Tennessee’s State Senate voted 22 to 4 to approve SB 514 today; the bill prohibits public universities from discriminating against or disciplining any student in a counseling, social work, or psychology program based on the student’s “refus[al] to counsel or serve a client as to goals, outcomes, or behaviors that conflict with a sincerely held religious belief of the student.”
This means, in effect, that a student could freely refuse to counsel or serve an LGBT client, or any other client, if the student believed that treating the client would violate the student’s religious convictions (provided the student could draw some connection to objectionable “goals, outcomes, or behaviors,” which would not be difficult in most cases). Even if the school thought the student’s refusal harmed the client or violated professional codes of conduct, the school’s options would be sharply limited: It could not take any action against the student who refused to provide the service.

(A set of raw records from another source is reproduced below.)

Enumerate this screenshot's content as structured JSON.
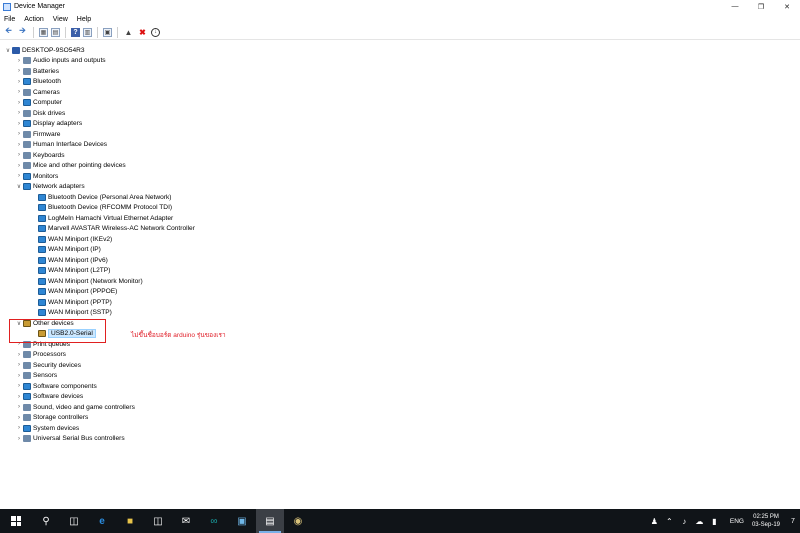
{
  "window": {
    "title": "Device Manager"
  },
  "menu": [
    "File",
    "Action",
    "View",
    "Help"
  ],
  "tree": {
    "root": "DESKTOP-9SO54R3",
    "categories": [
      "Audio inputs and outputs",
      "Batteries",
      "Bluetooth",
      "Cameras",
      "Computer",
      "Disk drives",
      "Display adapters",
      "Firmware",
      "Human Interface Devices",
      "Keyboards",
      "Mice and other pointing devices",
      "Monitors"
    ],
    "network": {
      "label": "Network adapters",
      "children": [
        "Bluetooth Device (Personal Area Network)",
        "Bluetooth Device (RFCOMM Protocol TDI)",
        "LogMeIn Hamachi Virtual Ethernet Adapter",
        "Marvell AVASTAR Wireless-AC Network Controller",
        "WAN Miniport (IKEv2)",
        "WAN Miniport (IP)",
        "WAN Miniport (IPv6)",
        "WAN Miniport (L2TP)",
        "WAN Miniport (Network Monitor)",
        "WAN Miniport (PPPOE)",
        "WAN Miniport (PPTP)",
        "WAN Miniport (SSTP)"
      ]
    },
    "other": {
      "label": "Other devices",
      "child": "USB2.0-Serial"
    },
    "categories_after": [
      "Print queues",
      "Processors",
      "Security devices",
      "Sensors",
      "Software components",
      "Software devices",
      "Sound, video and game controllers",
      "Storage controllers",
      "System devices",
      "Universal Serial Bus controllers"
    ]
  },
  "annotation": "ไม่ขึ้นชื่อบอร์ด arduino รุ่นของเรา",
  "taskbar": {
    "lang": "ENG",
    "time": "02:25 PM",
    "date": "03-Sep-19",
    "notifications": "7"
  }
}
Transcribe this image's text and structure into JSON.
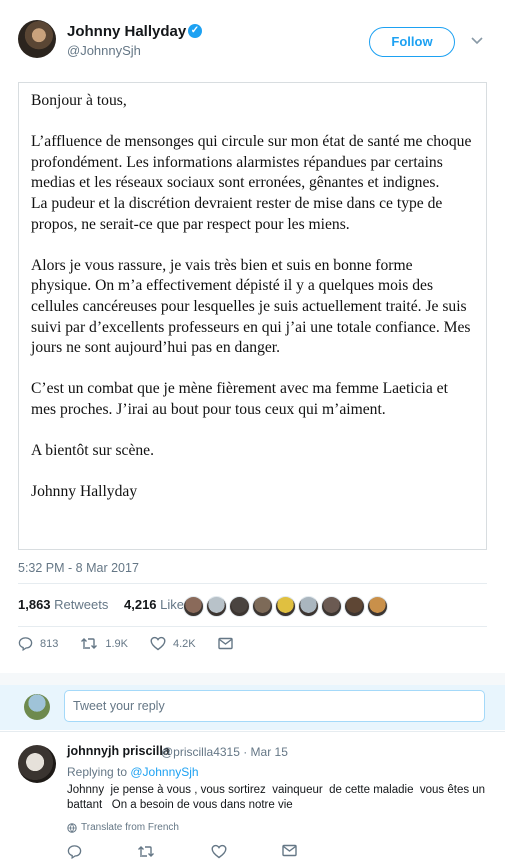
{
  "author": {
    "name": "Johnny Hallyday",
    "handle": "@JohnnySjh",
    "follow_label": "Follow",
    "verified_icon": "verified-badge-icon"
  },
  "letter": {
    "greeting": "Bonjour à tous,",
    "paragraph1": "L’affluence de mensonges qui circule sur mon état de santé me choque profondément. Les informations alarmistes répandues par certains medias et les réseaux sociaux sont erronées, gênantes et indignes.",
    "paragraph1b": "La pudeur et la discrétion devraient rester de mise dans ce type de propos, ne serait-ce que par respect pour les miens.",
    "paragraph2": "Alors je vous rassure, je vais très bien et suis en bonne forme physique. On m’a effectivement dépisté il y a quelques mois des cellules cancéreuses pour lesquelles je suis actuellement traité. Je suis suivi par d’excellents professeurs en qui j’ai une totale confiance. Mes jours ne sont aujourd’hui pas en danger.",
    "paragraph3": "C’est un combat que je mène fièrement avec ma femme Laeticia et mes proches. J’irai au bout pour tous ceux qui m’aiment.",
    "closing": "A bientôt sur scène.",
    "signature": "Johnny Hallyday"
  },
  "tweet": {
    "timestamp": "5:32 PM - 8 Mar 2017",
    "retweets_count": "1,863",
    "retweets_label": "Retweets",
    "likes_count": "4,216",
    "likes_label": "Likes",
    "reply_count": "813",
    "retweet_action_count": "1.9K",
    "like_action_count": "4.2K"
  },
  "likers": [
    {
      "color": "#8a6a5a"
    },
    {
      "color": "#b8c2c9"
    },
    {
      "color": "#4a4440"
    },
    {
      "color": "#7d6a58"
    },
    {
      "color": "#e0c040"
    },
    {
      "color": "#aab6bf"
    },
    {
      "color": "#6b5a52"
    },
    {
      "color": "#5e4634"
    },
    {
      "color": "#c9904a"
    }
  ],
  "reply_box": {
    "placeholder": "Tweet your reply"
  },
  "reply": {
    "name": "johnnyjh priscilla",
    "handle_date": "@priscilla4315 · Mar 15",
    "replying_prefix": "Replying to ",
    "replying_to": "@JohnnySjh",
    "text": "Johnny  je pense à vous , vous sortirez  vainqueur  de cette maladie  vous êtes un battant   On a besoin de vous dans notre vie",
    "translate_label": "Translate from French"
  },
  "colors": {
    "accent": "#1da1f2",
    "muted": "#657786"
  }
}
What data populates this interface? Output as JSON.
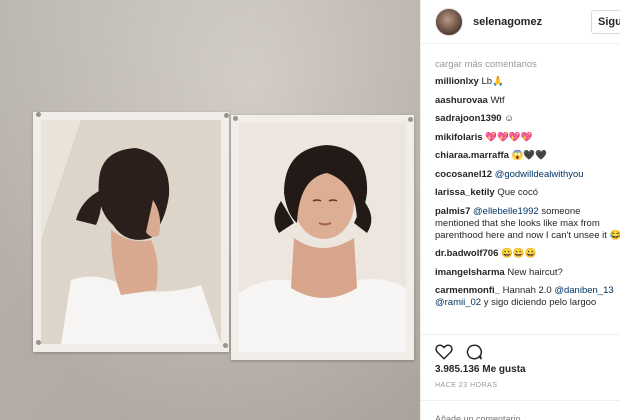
{
  "header": {
    "username": "selenagomez",
    "follow_label": "Siguie"
  },
  "comments": {
    "load_more": "cargar más comentarios",
    "items": [
      {
        "user": "millionlxy",
        "text": "Lb🙏"
      },
      {
        "user": "aashurovaa",
        "text": "Wtf"
      },
      {
        "user": "sadrajoon1390",
        "text": "☺"
      },
      {
        "user": "mikifolaris",
        "text": "💖💖💖💖"
      },
      {
        "user": "chiaraa.marraffa",
        "text": "😱🖤🖤"
      },
      {
        "user": "cocosanel12",
        "mention": "@godwilldealwithyou",
        "text": ""
      },
      {
        "user": "larissa_ketily",
        "text": "Que cocó"
      },
      {
        "user": "palmis7",
        "mention": "@ellebelle1992",
        "text": "someone mentioned that she looks like max from parenthood here and now I can't unsee it 😂"
      },
      {
        "user": "dr.badwolf706",
        "text": "😀😀😀"
      },
      {
        "user": "imangelsharma",
        "text": "New haircut?"
      },
      {
        "user": "carmenmonfi_",
        "text": "Hannah 2.0",
        "mention": "@daniben_13",
        "mention2": "@ramii_02",
        "text2": "y sigo diciendo pelo largoo"
      }
    ]
  },
  "actions": {
    "like_icon": "heart-icon",
    "comment_icon": "comment-bubble-icon"
  },
  "likes": "3.985.136 Me gusta",
  "time": "HACE 23 HORAS",
  "add_comment_placeholder": "Añade un comentario..."
}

If I understand the bill correctly—and I’m afraid I do—it would essentially allow any student to re-write important aspects of professional standards of care to suit whatever idiosyncratic religious beliefs the student holds.
Fortunately, the bill provides that the rejected client must get a referral to another provider. But I haven’t seen any language guaranteeing a referral to a provider who is of any particular quality, or who is nearby, accessible and available.
Though I recognize and respect the value of accommodating sincerely held religious beliefs where reasonably possible, SB 514 does not strike the right balance—or even come close. Students who voluntarily enter a university program to join a profession like counseling, social work or psychology must be prepared to serve a vast diversity of clients in need. Allowing individual students to re-write the profession’s rules to avoid serving particular clients risks serious harm to the profession, and of course to the people who seek out the students’ help.
For more information and background on these developments, see this post at the Nashville Scene and this article from Salon. As the Salon piece explains, the legislation was inspired by the case of a graduate student who was expelled after she refused to counsel gay clients and clients who had premarital sex. The Nashville Scene reports that the bill is “stalled” in the other house of Tennessee’s legislature, though I haven’t found any other sources to confirm that yet.